The transfer of WSDOT land south of the Odabashian Brige and north of the Pipeline Bridge for the Apple Capital Loop Trail marked a highpoint in community collaboration (see the Empire Press article last week and my previous blog. The transfer to Douglas County and East Wenatchee created new responsibilities to integrate the recreational, tourist, commercial, residential, native and historic opportunities that lie within those lands.
“It’s going to be interesting,” said Steve Jenkins, Chair, Douglas County Commissioners. “There’s a lot future out there. It’s a huge asset for us to develop properly.”
Dan Sarles, Regional WSDOT Director said his agency is beginning to surplus approximately 77 acres, 28 of which are west of the trail, a process depending on interest from developers and state funding.
“We look to surplus all of the properties at fair market value, including to local agencies, such as the City and County,” he said.
Recreational plans are already proposed for the shoreline immediately south of Odabashian Bridge and at Porter’s Pond, the wooded waterfront just south of the 19th Street trailhead. The Chelan PUD committed to those plans in Exhibit R, a 1978 filing with FERC as part of relicensing the Rocky Reach Dam, according to Jim Huffman, Port of Douglas County Commissioner and former Chelan PUD employee.
Huffman believes local public ownership creates an immediate opportunity to provide recreation consistent with preserving native habitat by limiting public access to planned recreational areas, And he believes the property transfer means the Chelan PUD could fulfill its mandate without having to pay money for land now in public ownership.
“The window of opportunity to accomplish [the recreational plans] could open and close quickly,” Huffman said. “The PUD, WSDOT and the local governments should initiate discussions in the near term.”
The County funded the Port of Douglas to conduct the North End Master Plan and Feasibility Study of the east end of the Odabashian Bridge to recommend the public and private investment needed for development. The primary study area is the land south of the bridge where views sweep across the Wenatchee and Columbia Rivers to the Cascades from empty parcels populated by for-sale signs. (See the map details at the Port of Douglas website).
“But development has largely been held up by inadequate utilities and transportation infrastructure, and the lack of a cohesive and cost-effective plan among several public entities to enable that work to get done,” said Lisa Parks, executive director of the Port of Douglas County.
Public input is wanted along with the preferences of present property owners and stakeholders. The plan is due in the fall of 2013. The public can contact the Port at 884-4700 or email@example.com.
Ownership of the trail is making changes for East Wenatchee. For example, tts going to require an expanded maintenance agreement with the Eastmont Metropolitan Park District, according to Lori Barnett, Director of Planning for the city.
“If there are blowouts or homeless camps, we’re responsible now,” she said. “We need to sit down with [the Park District] and work out new roles and responsibilities.”

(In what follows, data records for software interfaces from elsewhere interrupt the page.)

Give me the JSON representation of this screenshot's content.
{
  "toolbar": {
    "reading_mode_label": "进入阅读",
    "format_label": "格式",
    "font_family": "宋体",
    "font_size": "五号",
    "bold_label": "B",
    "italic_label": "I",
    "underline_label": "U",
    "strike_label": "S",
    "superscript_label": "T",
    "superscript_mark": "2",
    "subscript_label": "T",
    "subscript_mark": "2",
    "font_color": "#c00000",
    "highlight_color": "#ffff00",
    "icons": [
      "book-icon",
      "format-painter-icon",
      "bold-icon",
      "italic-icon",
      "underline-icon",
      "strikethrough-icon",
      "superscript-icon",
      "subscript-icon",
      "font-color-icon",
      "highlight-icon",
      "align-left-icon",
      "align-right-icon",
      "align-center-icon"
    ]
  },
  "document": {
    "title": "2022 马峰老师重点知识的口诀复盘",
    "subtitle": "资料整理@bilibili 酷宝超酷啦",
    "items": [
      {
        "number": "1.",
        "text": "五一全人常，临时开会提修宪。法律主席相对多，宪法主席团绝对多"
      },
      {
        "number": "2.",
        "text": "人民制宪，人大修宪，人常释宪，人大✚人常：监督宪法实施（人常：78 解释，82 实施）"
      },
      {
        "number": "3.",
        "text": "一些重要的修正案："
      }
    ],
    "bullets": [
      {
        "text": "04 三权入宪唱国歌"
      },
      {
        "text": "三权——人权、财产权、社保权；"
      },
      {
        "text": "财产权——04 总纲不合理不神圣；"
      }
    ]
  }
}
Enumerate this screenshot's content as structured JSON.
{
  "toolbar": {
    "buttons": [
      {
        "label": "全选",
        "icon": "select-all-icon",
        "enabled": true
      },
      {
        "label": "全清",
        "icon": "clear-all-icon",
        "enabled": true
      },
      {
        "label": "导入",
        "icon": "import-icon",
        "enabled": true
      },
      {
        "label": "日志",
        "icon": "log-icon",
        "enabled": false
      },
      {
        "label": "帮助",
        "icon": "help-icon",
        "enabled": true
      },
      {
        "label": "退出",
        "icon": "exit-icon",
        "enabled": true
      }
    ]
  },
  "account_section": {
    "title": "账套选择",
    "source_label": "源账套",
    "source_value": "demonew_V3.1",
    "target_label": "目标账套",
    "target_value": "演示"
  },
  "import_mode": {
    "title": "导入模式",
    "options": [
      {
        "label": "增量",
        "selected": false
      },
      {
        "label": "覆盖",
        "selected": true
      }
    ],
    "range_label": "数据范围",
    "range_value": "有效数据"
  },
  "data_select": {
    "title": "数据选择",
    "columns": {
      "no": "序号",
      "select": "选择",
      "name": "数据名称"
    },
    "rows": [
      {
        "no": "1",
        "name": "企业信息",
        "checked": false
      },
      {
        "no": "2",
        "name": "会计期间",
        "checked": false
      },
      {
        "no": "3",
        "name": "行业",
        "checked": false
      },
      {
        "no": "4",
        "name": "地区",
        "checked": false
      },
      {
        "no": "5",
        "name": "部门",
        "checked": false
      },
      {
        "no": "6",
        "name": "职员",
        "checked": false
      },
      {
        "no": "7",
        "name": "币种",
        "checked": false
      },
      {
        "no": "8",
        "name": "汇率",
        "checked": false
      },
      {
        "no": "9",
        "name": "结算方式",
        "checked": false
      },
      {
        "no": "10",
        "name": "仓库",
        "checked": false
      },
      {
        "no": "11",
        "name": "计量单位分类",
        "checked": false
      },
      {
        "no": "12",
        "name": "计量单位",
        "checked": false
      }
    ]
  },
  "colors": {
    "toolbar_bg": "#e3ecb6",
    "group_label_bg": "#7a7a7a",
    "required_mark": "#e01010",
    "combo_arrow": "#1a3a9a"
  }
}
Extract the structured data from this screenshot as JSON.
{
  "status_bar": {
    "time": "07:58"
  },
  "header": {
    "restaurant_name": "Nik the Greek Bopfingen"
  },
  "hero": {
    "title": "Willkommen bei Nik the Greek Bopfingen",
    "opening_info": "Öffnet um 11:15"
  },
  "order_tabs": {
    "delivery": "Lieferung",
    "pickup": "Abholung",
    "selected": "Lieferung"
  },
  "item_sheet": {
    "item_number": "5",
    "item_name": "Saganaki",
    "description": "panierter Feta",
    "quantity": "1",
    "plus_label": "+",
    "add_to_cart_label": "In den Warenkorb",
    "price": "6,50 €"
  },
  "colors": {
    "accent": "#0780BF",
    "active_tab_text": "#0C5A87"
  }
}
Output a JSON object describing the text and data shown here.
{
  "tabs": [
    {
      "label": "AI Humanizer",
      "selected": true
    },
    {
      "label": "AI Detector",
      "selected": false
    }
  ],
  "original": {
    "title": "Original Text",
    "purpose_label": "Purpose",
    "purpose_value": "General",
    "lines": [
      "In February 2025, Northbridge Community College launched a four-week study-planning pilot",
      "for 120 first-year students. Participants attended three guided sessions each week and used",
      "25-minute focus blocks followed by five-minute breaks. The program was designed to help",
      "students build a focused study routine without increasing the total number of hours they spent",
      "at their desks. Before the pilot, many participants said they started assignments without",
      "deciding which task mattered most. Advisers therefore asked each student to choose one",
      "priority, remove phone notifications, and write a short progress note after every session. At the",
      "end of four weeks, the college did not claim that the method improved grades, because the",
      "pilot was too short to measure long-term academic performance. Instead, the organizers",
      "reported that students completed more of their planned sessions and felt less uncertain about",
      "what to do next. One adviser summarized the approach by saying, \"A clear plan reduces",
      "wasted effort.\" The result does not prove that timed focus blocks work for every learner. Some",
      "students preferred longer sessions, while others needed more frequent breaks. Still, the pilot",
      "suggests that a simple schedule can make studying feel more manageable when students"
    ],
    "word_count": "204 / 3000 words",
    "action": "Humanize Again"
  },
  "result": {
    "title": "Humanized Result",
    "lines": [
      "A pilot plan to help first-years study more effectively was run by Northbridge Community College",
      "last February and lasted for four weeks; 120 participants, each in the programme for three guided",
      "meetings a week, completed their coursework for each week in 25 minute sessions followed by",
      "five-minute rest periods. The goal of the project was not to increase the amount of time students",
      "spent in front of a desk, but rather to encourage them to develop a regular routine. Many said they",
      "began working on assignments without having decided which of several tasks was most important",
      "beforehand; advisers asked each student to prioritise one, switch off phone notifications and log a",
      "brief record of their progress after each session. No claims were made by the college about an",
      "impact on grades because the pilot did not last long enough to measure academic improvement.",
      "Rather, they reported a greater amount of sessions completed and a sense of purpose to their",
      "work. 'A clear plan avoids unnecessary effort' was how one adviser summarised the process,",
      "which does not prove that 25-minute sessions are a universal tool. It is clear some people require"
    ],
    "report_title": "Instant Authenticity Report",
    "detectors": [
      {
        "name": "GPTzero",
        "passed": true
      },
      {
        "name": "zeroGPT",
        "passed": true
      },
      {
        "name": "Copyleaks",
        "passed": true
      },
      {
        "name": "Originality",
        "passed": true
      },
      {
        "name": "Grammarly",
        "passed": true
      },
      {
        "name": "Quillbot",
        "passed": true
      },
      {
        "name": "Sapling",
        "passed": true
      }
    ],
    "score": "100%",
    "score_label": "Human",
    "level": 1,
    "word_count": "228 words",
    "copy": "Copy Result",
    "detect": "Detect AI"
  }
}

Barnett said the City is also interested in three approximately-one-acre parcels to be surplused on 15th and 19th streets adjacent to the trail. The City could acquire any or all of those parcels for parks and recreation or improve infrastructure for private development. The City has funds from the sale of a riverfront view parcel to WSDOT for land south of George Sellar Bridge.
“What we do will depend on potential development, the value WSDOT assigns and other costs to see what is the biggest bank for our buck,” she said.
The grander visions of the trail articulated in earlier studies should begin immediately. A foundation to raise funds to preserve the native habitat west of the trail should be started. Historic sites exist on the east side where Native Americans have expressed interest in developing attractions for visitors. And everybody should be interested in an organization to administer the trail on both sides of the river and north to Lincoln Rock State Park.
The Trail could be an even greater asset and we need to fulfill our responsibilities now that we own it.